Records -
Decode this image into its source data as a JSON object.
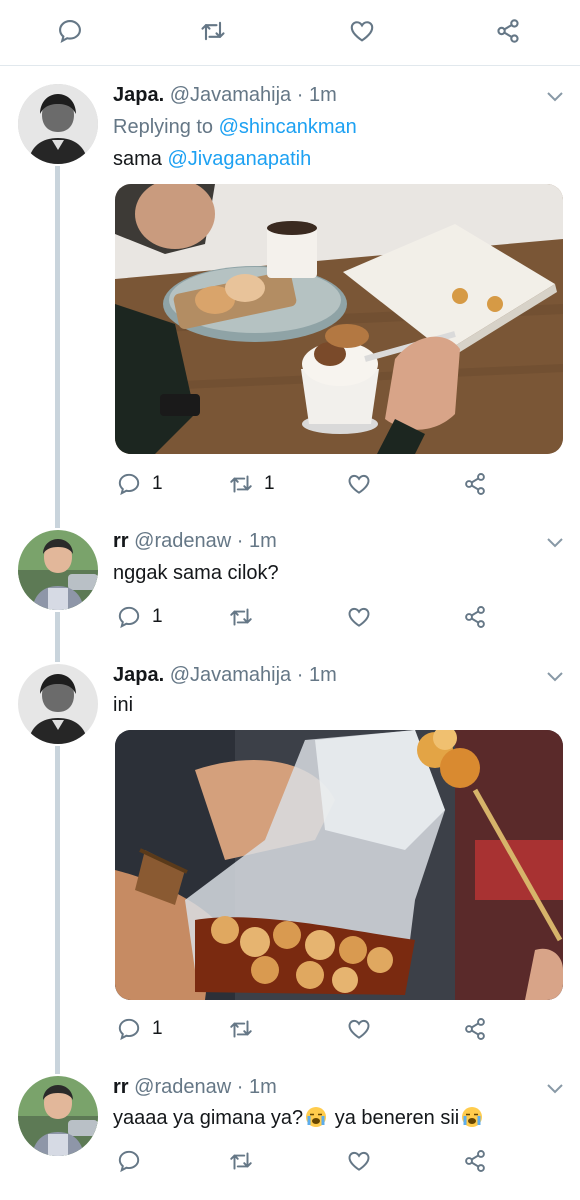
{
  "top_actions": {
    "reply_icon": "reply-icon",
    "retweet_icon": "retweet-icon",
    "like_icon": "heart-icon",
    "share_icon": "share-icon"
  },
  "tweets": [
    {
      "name": "Japa.",
      "handle": "@Javamahija",
      "time": "1m",
      "replying_prefix": "Replying to",
      "replying_handle": "@shincankman",
      "text": "sama",
      "mention": "@Jivaganapatih",
      "media": "photo of ice cream dessert with cookies on a wooden table",
      "reply_count": "1",
      "retweet_count": "1",
      "like_count": ""
    },
    {
      "name": "rr",
      "handle": "@radenaw",
      "time": "1m",
      "text": "nggak sama cilok?",
      "reply_count": "1",
      "retweet_count": "",
      "like_count": ""
    },
    {
      "name": "Japa.",
      "handle": "@Javamahija",
      "time": "1m",
      "text": "ini",
      "media": "photo of cilok in a plastic bag with sauce",
      "reply_count": "1",
      "retweet_count": "",
      "like_count": ""
    },
    {
      "name": "rr",
      "handle": "@radenaw",
      "time": "1m",
      "text_part1": "yaaaa ya gimana ya?",
      "text_part2": " ya beneren sii",
      "emoji": "loudly-crying-face",
      "reply_count": "",
      "retweet_count": "",
      "like_count": ""
    }
  ],
  "separator": " · "
}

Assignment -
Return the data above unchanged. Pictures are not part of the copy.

Answer to this exercise -
Decode this image into its source data as a JSON object.
{
  "top_actions": {
    "reply_icon": "reply-icon",
    "retweet_icon": "retweet-icon",
    "like_icon": "heart-icon",
    "share_icon": "share-icon"
  },
  "tweets": [
    {
      "name": "Japa.",
      "handle": "@Javamahija",
      "time": "1m",
      "replying_prefix": "Replying to",
      "replying_handle": "@shincankman",
      "text": "sama",
      "mention": "@Jivaganapatih",
      "media": "photo of ice cream dessert with cookies on a wooden table",
      "reply_count": "1",
      "retweet_count": "1",
      "like_count": ""
    },
    {
      "name": "rr",
      "handle": "@radenaw",
      "time": "1m",
      "text": "nggak sama cilok?",
      "reply_count": "1",
      "retweet_count": "",
      "like_count": ""
    },
    {
      "name": "Japa.",
      "handle": "@Javamahija",
      "time": "1m",
      "text": "ini",
      "media": "photo of cilok in a plastic bag with sauce",
      "reply_count": "1",
      "retweet_count": "",
      "like_count": ""
    },
    {
      "name": "rr",
      "handle": "@radenaw",
      "time": "1m",
      "text_part1": "yaaaa ya gimana ya?",
      "text_part2": " ya beneren sii",
      "emoji": "loudly-crying-face",
      "reply_count": "",
      "retweet_count": "",
      "like_count": ""
    }
  ],
  "separator": " · "
}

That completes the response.